One of the Matador volunteers, Vladimir Tilus has already arrived in Port-au-Prince last night. Vladimir delivered water and food to the children of the Bresma orphanage, as they had run out of water completely and food was running low. Though the kids are not out of danger yet, these critical supplies will help them hang on a bit longer.
Support Worthy Organizations
BBC has a list of charities involved in the relief effort – useful for donors based in the UK. Contact the charity organizations directly to find out how you can help.
CNN also put together a comprehensive list of aid organizations, categorized by services being provided: basic needs, shelter, medical aid, and food.

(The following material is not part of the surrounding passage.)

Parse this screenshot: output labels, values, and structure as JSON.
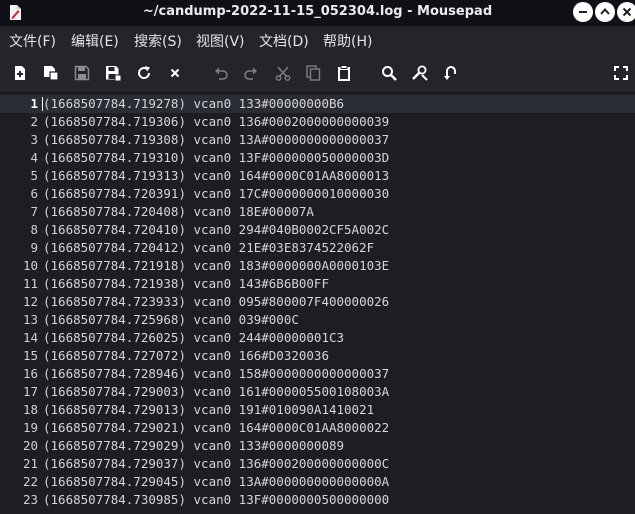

Paul Clammer, the author of Lonely Planet Haiti guide, advised interested parties to support these three organizations in Haiti:
I’d like to mention three excellent smaller organizations in Haiti worthy of your support – these are the sort of smaller players who inevitably get overlooked in the media scrum, but often have more focused and effective programs working among local communities – essential characteristics once the immediate heavy lifting of disaster relief is over, and the media and world inevitably turn their attention to the next story.
Partners in Health A medical charity that has been working in Haiti for a long time, building local medical capacity. Run by MD Paul Farmer, a noted writer on Haiti, it has a large network of Haitian doctors and nurses well-placed to offer immediate and long- term medical assistance.
The Lambi Fund A smaller but highly regarded development charity. It offers assistance to communities outside Port- au-Prince (areas also hit by the effects of the quake) to help arrest the decline of the agricultural sector which has driven hundreds of thousands of young people from the countryside to search for a livelihood in the capital’s now-stricken shanty-towns.
Yele A development NGO working mainly in education and community projects, but with extensive experience in food distribution and emergency relief. Yele was set up by the musician Wyclef Jean, who is also a Goodwill Ambassador for Haiti (celeb watchers will be amused that a few years ago he got Brad and Angelina to visit the notorious Cite Soleil shanty at a time when the heavily armed Brazilian peacekeepers were too scared to go there). It’s close ties to communities in some of the poorest and worst affected areas will be invaluable in the coming weeks and months.
Right now, with logistic problems on the ground, it might be a challenge getting volunteers to Haiti. The best way to help is to donate, the organizations need as much funds as possible to provide supplies, medical support and food. The destruction is so substantial that it might take a few years for Haiti to slowly get back on its feet.
In the meantime, we can continue to do our part and pray for the wellbeing of the country, and hope that the sun will shine in Haiti again.